→ Task statement
Each record that follows must be reproduced exactly.

→ Provided material
=====
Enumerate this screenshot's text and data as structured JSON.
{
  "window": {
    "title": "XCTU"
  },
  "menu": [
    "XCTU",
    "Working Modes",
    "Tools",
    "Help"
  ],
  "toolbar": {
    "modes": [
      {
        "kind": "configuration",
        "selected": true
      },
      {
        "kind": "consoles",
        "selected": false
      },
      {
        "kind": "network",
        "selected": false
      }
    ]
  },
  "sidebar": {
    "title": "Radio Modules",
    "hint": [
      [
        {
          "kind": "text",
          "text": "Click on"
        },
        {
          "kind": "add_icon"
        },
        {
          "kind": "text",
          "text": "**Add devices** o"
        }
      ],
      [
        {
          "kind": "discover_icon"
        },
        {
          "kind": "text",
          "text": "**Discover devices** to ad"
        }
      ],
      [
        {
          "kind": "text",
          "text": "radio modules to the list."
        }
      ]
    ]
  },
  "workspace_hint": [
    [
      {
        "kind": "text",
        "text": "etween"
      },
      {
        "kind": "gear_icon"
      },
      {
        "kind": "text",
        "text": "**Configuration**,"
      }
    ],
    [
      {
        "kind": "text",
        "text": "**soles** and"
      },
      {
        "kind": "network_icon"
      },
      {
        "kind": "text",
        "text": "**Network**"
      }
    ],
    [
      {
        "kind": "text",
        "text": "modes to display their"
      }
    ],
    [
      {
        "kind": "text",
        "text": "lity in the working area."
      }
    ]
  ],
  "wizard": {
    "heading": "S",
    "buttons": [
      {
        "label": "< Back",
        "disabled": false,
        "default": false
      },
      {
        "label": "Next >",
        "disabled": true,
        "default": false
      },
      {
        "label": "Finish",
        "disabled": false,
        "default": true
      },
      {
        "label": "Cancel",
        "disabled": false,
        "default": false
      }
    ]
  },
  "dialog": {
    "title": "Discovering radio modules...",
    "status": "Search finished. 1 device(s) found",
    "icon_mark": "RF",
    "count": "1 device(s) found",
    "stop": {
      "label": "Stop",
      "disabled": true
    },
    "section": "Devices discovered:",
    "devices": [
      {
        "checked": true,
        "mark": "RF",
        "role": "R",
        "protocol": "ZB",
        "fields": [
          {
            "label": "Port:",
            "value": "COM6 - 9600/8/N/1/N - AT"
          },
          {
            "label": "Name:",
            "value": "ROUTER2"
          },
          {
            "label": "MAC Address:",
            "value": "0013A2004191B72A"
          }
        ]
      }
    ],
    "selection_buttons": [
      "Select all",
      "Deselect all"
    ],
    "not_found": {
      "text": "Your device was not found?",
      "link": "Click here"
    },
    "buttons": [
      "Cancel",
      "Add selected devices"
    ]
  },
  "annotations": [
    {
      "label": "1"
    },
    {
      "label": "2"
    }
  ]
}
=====
→ Expected output
Enumerate this screenshot's text and data as structured JSON.
{
  "window": {
    "title": "XCTU"
  },
  "menu": [
    "XCTU",
    "Working Modes",
    "Tools",
    "Help"
  ],
  "toolbar": {
    "modes": [
      {
        "kind": "configuration",
        "selected": true
      },
      {
        "kind": "consoles",
        "selected": false
      },
      {
        "kind": "network",
        "selected": false
      }
    ]
  },
  "sidebar": {
    "title": "Radio Modules",
    "hint": [
      [
        {
          "kind": "text",
          "text": "Click on"
        },
        {
          "kind": "add_icon"
        },
        {
          "kind": "text",
          "text": "**Add devices** o"
        }
      ],
      [
        {
          "kind": "discover_icon"
        },
        {
          "kind": "text",
          "text": "**Discover devices** to ad"
        }
      ],
      [
        {
          "kind": "text",
          "text": "radio modules to the list."
        }
      ]
    ]
  },
  "workspace_hint": [
    [
      {
        "kind": "text",
        "text": "etween"
      },
      {
        "kind": "gear_icon"
      },
      {
        "kind": "text",
        "text": "**Configuration**,"
      }
    ],
    [
      {
        "kind": "text",
        "text": "**soles** and"
      },
      {
        "kind": "network_icon"
      },
      {
        "kind": "text",
        "text": "**Network**"
      }
    ],
    [
      {
        "kind": "text",
        "text": "modes to display their"
      }
    ],
    [
      {
        "kind": "text",
        "text": "lity in the working area."
      }
    ]
  ],
  "wizard": {
    "heading": "S",
    "buttons": [
      {
        "label": "< Back",
        "disabled": false,
        "default": false
      },
      {
        "label": "Next >",
        "disabled": true,
        "default": false
      },
      {
        "label": "Finish",
        "disabled": false,
        "default": true
      },
      {
        "label": "Cancel",
        "disabled": false,
        "default": false
      }
    ]
  },
  "dialog": {
    "title": "Discovering radio modules...",
    "status": "Search finished. 1 device(s) found",
    "icon_mark": "RF",
    "count": "1 device(s) found",
    "stop": {
      "label": "Stop",
      "disabled": true
    },
    "section": "Devices discovered:",
    "devices": [
      {
        "checked": true,
        "mark": "RF",
        "role": "R",
        "protocol": "ZB",
        "fields": [
          {
            "label": "Port:",
            "value": "COM6 - 9600/8/N/1/N - AT"
          },
          {
            "label": "Name:",
            "value": "ROUTER2"
          },
          {
            "label": "MAC Address:",
            "value": "0013A2004191B72A"
          }
        ]
      }
    ],
    "selection_buttons": [
      "Select all",
      "Deselect all"
    ],
    "not_found": {
      "text": "Your device was not found?",
      "link": "Click here"
    },
    "buttons": [
      "Cancel",
      "Add selected devices"
    ]
  },
  "annotations": [
    {
      "label": "1"
    },
    {
      "label": "2"
    }
  ]
}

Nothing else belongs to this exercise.